Reposing in “Wakefield”
On the criticism of Nathaniel Hawthorne’s essays and short stories Edgar Alan Poe notes from an artistic view that Hawthorne predominantly leads with a main view of an entire story then “styles it repose“(Poe). This reposing prevails both literally and figuratively in “Wakefield” to give the summary of the story context and to present the theme of gaining a peace of mind. Hawthorne develops the reader’s tranquility and quietness as they interpret his story, packed with subdued voice and gentle diction. In this short story, Hawthorne begins with a paragraph summary of an absented man named Wakefield, exemplifying the key points and themes of the tale, alike to how Poe recollected. Immediately following, the author flips his ardent tone by remarking on the purpose of this story to a witness, “If the reader choose, let him do his own meditation..”(396). Hawthorne encourages the reader to identify with the main character and follow his meditative journey through solemn reading. Continuing, he describes the character as “never violent, sobered into a calm, habitual sentiment.”(396), which in Poe’s eyes could quite positively be a reflection of Hawthorne himself. Poe describes him as “restrained…by constitutional melancholy and indolence”(Poe), hinting that Nathaniel Hawthorne‘s work is the product of idleness. This theme of reposing is prevalent with Mrs. Wakefield as well as she imagines her husband as frozen and pale in his solitary coffin, or as his blessed spirit in Heaven “wear(ing) a quiet and crafty smile”(397) This short passage of the story exemplifies Poe’s mentioned repose figuratively as Wakefield’s wife can see him laid to rest in a literal and spiritual sense.

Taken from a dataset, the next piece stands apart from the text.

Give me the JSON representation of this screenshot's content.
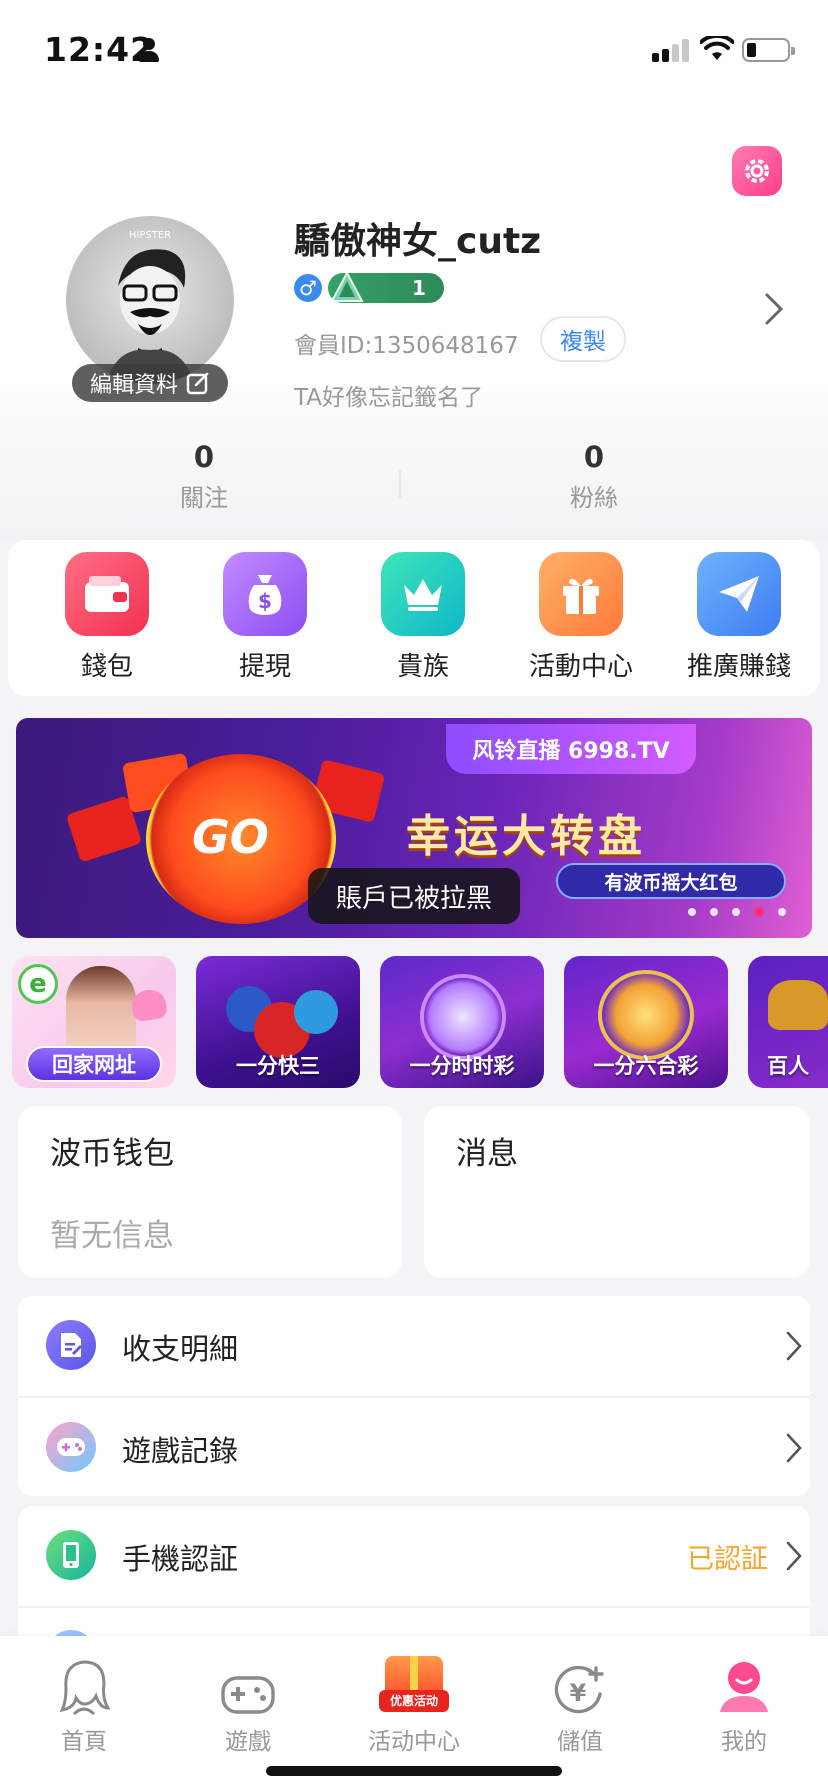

On the other hand, Hawthorne’s tale counterattacks Poe’s argument with a theme of Wakefield’s perseverance after too much idling “No– I will not sleep alone another night”(398), referring to the lack of matrimonial companion. His determination goes against Poe’s repose thesis and creates quite the opposite thesis that Hawthorne develops themes of perseverance, rather than indolence. The comparison of both texts written by Poe and Hawthorne demonstrate their relationship and critique of work.
To read more about the relations between dark romantics Edgar Alan Poe and Nathaniel Hawthorne see the link below:
- The Scarlet Letter Reflection
- Source Evaluation #1: PBS